   Speaking of which, I can say with full confidence and a good deal of reflection that Man of Steel has probably the best action sequences I have ever seen in a superhero movie. In terms of raw one-on-one fighting between Kal-El and the bad guys, you probably have not seen combat this intense since the now-infamous armored truck chase in The Dark Knight. Superman flicks in the past have been relatively light on brawling, but this one provides it in droves. It is fast, powerful, and at times even brutal—especially in terms of the final showdown between our hero and General Zod. Probably one of the best final battles in superhero-movie history; it is exceptionally done. Beautifully shot, intensely choreographed, and unflinchingly relentless, Man of Steel somehow manages to succeed as a pure action movie even in the midst of its epic themes.
   If I have any gripes, it is that the dialogue (especially with Zod) can occasionally be campy, and some of the symbolism with the Supes can be spread on a little bit thick. Subtlety was never what this movie was about, but it might have helped—when you have the fairly-obvious Christ pose sticking out amidst one of our hero’s many acts of valor, it can be a little overwhelming and a tad forced. In this way only, its ambition can be seen as a little bit of hindrance. There was just so much they wanted to do, it is hard to be quite sure if they achieved it all to the very maximum.
   All in all, though, these are things that will be forgotten in the wake of another stirring Hans Zimmer score, the best action Zach Snyder has ever directed (better than 300—he never leaned on slo-mo), and profound successes on the emotional front. This is the most feeling we have had in a Superman movie since we first believed that a man could fly.
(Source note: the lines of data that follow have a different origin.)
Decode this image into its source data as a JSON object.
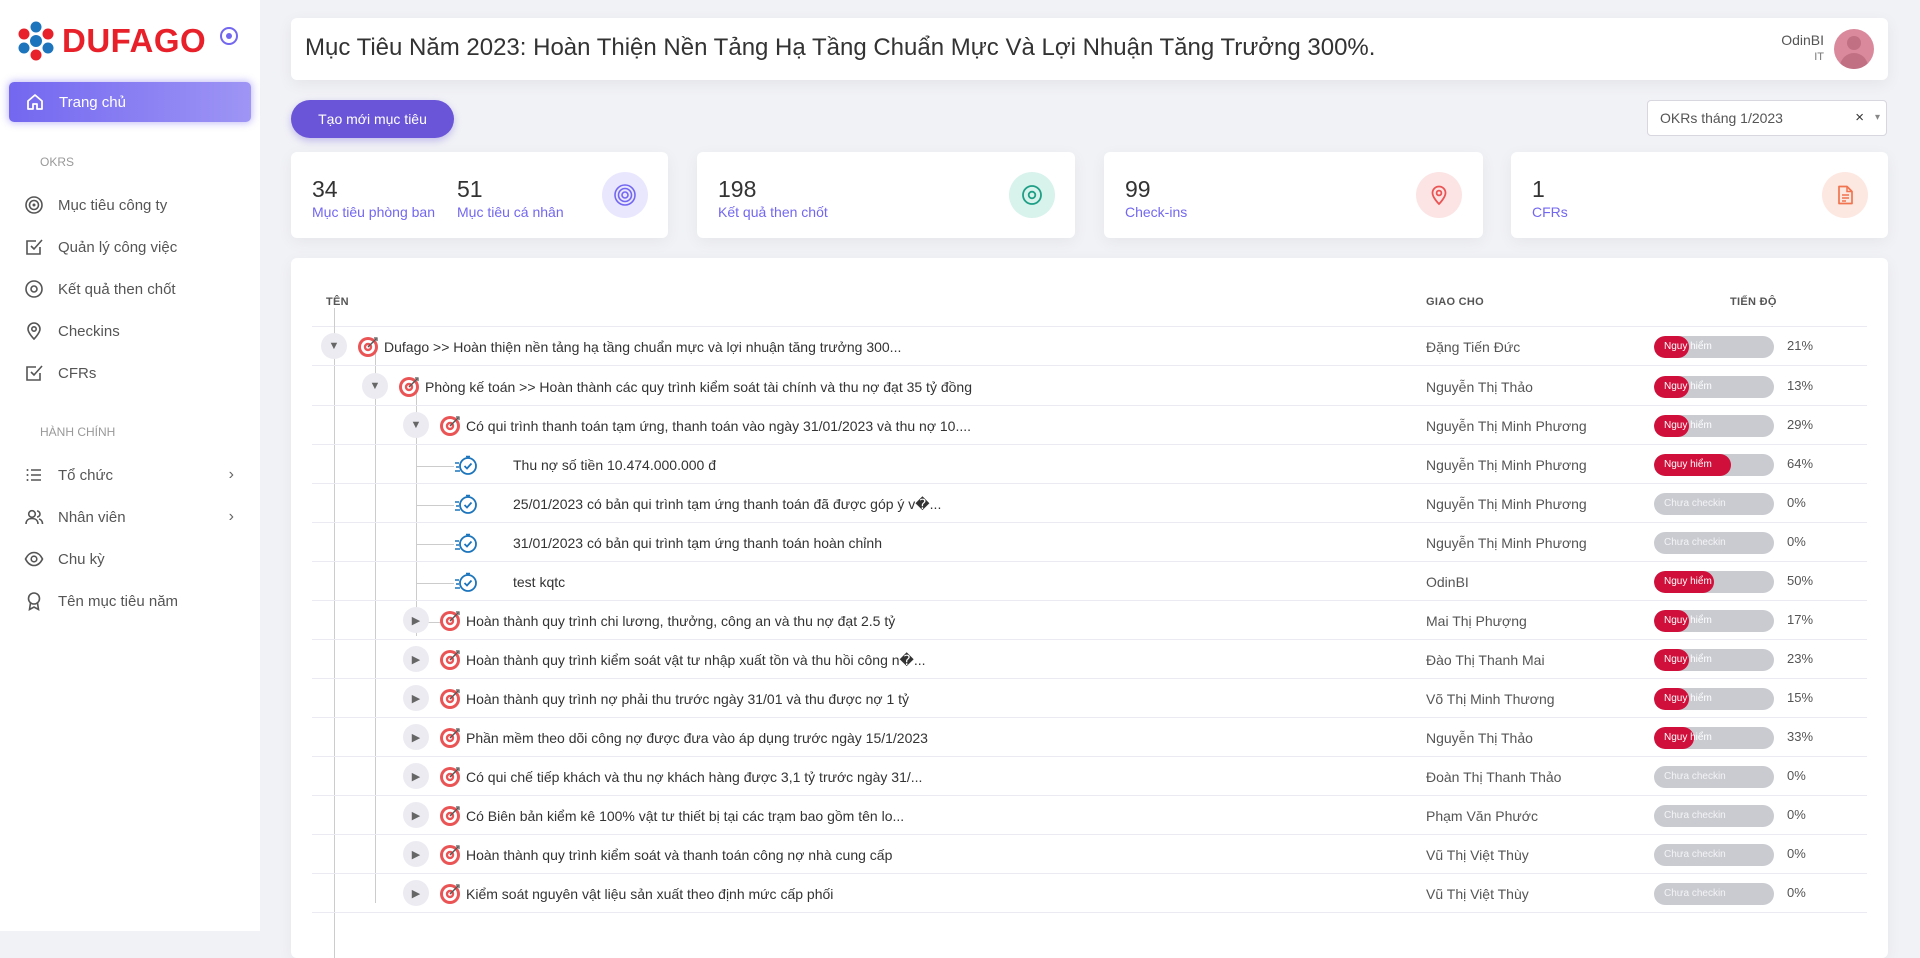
{
  "brand": {
    "name": "DUFAGO"
  },
  "sidebar": {
    "active_item": "Trang chủ",
    "section_okrs": "OKRS",
    "okrs_items": [
      "Mục tiêu công ty",
      "Quản lý công việc",
      "Kết quả then chốt",
      "Checkins",
      "CFRs"
    ],
    "section_admin": "HÀNH CHÍNH",
    "admin_items": [
      "Tổ chức",
      "Nhân viên",
      "Chu kỳ",
      "Tên mục tiêu năm"
    ]
  },
  "header": {
    "title": "Mục Tiêu Năm 2023: Hoàn Thiện Nền Tảng Hạ Tầng Chuẩn Mực Và Lợi Nhuận Tăng Trưởng 300%.",
    "user_name": "OdinBI",
    "user_role": "IT"
  },
  "toolbar": {
    "create_label": "Tạo mới mục tiêu",
    "period_value": "OKRs tháng 1/2023",
    "clear_symbol": "×",
    "arrow_symbol": "▾"
  },
  "stats": {
    "dept_count": "34",
    "dept_label": "Mục tiêu phòng ban",
    "personal_count": "51",
    "personal_label": "Mục tiêu cá nhân",
    "kr_count": "198",
    "kr_label": "Kết quả then chốt",
    "checkin_count": "99",
    "checkin_label": "Check-ins",
    "cfr_count": "1",
    "cfr_label": "CFRs"
  },
  "table": {
    "col_name": "TÊN",
    "col_owner": "GIAO CHO",
    "col_progress": "TIẾN ĐỘ",
    "rows": [
      {
        "name": "Dufago >> Hoàn thiện nền tảng hạ tầng chuẩn mực và lợi nhuận tăng trưởng 300...",
        "owner": "Đặng Tiến Đức",
        "status": "Nguy hiểm",
        "progress": 21,
        "progress_text": "21%"
      },
      {
        "name": "Phòng kế toán >> Hoàn thành các quy trình kiểm soát tài chính và thu nợ đạt 35 tỷ đồng",
        "owner": "Nguyễn Thị Thảo",
        "status": "Nguy hiểm",
        "progress": 13,
        "progress_text": "13%"
      },
      {
        "name": "Có qui trình thanh toán tạm ứng, thanh toán vào ngày 31/01/2023 và thu nợ 10....",
        "owner": "Nguyễn Thị Minh Phương",
        "status": "Nguy hiểm",
        "progress": 29,
        "progress_text": "29%"
      },
      {
        "name": "Thu nợ số tiền 10.474.000.000 đ",
        "owner": "Nguyễn Thị Minh Phương",
        "status": "Nguy hiểm",
        "progress": 64,
        "progress_text": "64%"
      },
      {
        "name": "25/01/2023 có bản qui trình tạm ứng thanh toán đã được góp ý v�...",
        "owner": "Nguyễn Thị Minh Phương",
        "status": "Chưa checkin",
        "progress": 0,
        "progress_text": "0%"
      },
      {
        "name": "31/01/2023 có bản qui trình tạm ứng thanh toán hoàn chỉnh",
        "owner": "Nguyễn Thị Minh Phương",
        "status": "Chưa checkin",
        "progress": 0,
        "progress_text": "0%"
      },
      {
        "name": "test kqtc",
        "owner": "OdinBI",
        "status": "Nguy hiểm",
        "progress": 50,
        "progress_text": "50%"
      },
      {
        "name": "Hoàn thành quy trình chi lương, thưởng, công an và thu nợ đạt 2.5 tỷ",
        "owner": "Mai Thị Phượng",
        "status": "Nguy hiểm",
        "progress": 17,
        "progress_text": "17%"
      },
      {
        "name": "Hoàn thành quy trình kiểm soát vật tư nhập xuất tồn và thu hồi công n�...",
        "owner": "Đào Thị Thanh Mai",
        "status": "Nguy hiểm",
        "progress": 23,
        "progress_text": "23%"
      },
      {
        "name": "Hoàn thành quy trình nợ phải thu trước ngày 31/01 và thu được nợ 1 tỷ",
        "owner": "Võ Thị Minh Thương",
        "status": "Nguy hiểm",
        "progress": 15,
        "progress_text": "15%"
      },
      {
        "name": "Phần mềm theo dõi công nợ được đưa vào áp dụng trước ngày 15/1/2023",
        "owner": "Nguyễn Thị Thảo",
        "status": "Nguy hiểm",
        "progress": 33,
        "progress_text": "33%"
      },
      {
        "name": "Có qui chế tiếp khách và thu nợ khách hàng được 3,1 tỷ trước ngày 31/...",
        "owner": "Đoàn Thị Thanh Thảo",
        "status": "Chưa checkin",
        "progress": 0,
        "progress_text": "0%"
      },
      {
        "name": "Có Biên bản kiểm kê 100% vật tư thiết bị tại các trạm bao gồm tên lo...",
        "owner": "Phạm Văn Phước",
        "status": "Chưa checkin",
        "progress": 0,
        "progress_text": "0%"
      },
      {
        "name": "Hoàn thành quy trình kiểm soát và thanh toán công nợ nhà cung cấp",
        "owner": "Vũ Thị Việt Thùy",
        "status": "Chưa checkin",
        "progress": 0,
        "progress_text": "0%"
      },
      {
        "name": "Kiểm soát nguyên vật liệu sản xuất theo định mức cấp phối",
        "owner": "Vũ Thị Việt Thùy",
        "status": "Chưa checkin",
        "progress": 0,
        "progress_text": "0%"
      }
    ]
  },
  "colors": {
    "accent": "#7367f0",
    "danger": "#d0103a",
    "neutral_bar": "#c9cbd1",
    "brand_red": "#e8202a",
    "brand_blue": "#1c75bc"
  }
}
   Is it perfect? No, but Man of Steel is one of the most purely satisfying superhero movies to come around in a long time. Grand in its ambition and spectacular in its scope, this is a Superman movie that, like its hero, strives to be something greater, and it became just that. An 8.5 out 0f 10 is where it lands—and it is a glorious one at that. Never fear—Superman is here, and he is everything you hoped he would be.

Wednesday, June 5, 2013

The Bus Stops Here: The Breanna Bogucki Story

   I usually do not bring into According to Dazz what I do for Medill at Northwestern, but this was different. For the past few weeks, I have been working on a multimedia package for a class concerning various outlets for adaptive sports in the area, particularly for people with physical and intellectual disabilities. Through my talks with Special Olympics Illinois, I was introduced to Miss Breanna Bogucki, a young Special Olympics athlete about to complete her freshman year of high school.
   Breanna has high-functioning autism, but that is hardly the first thing you notice about her. She has a lot of athletic talent (over 50 Special Olympics medals in just over six years of competition—count ‘em!), a bright personality, and a terrific passion for singing to boot. In less than two weeks, one of her original songs will play to open the Summer Games—in front of over ten thousand people.

   Her story was a joy to tell, and honestly, two and a half minutes does not quite do her justice. A total inspiration. Thanks everyone, and enjoy the audio piece (the first link!)—and if you want to see one of Breanna’s performances, I threw the YouTube video in at the end.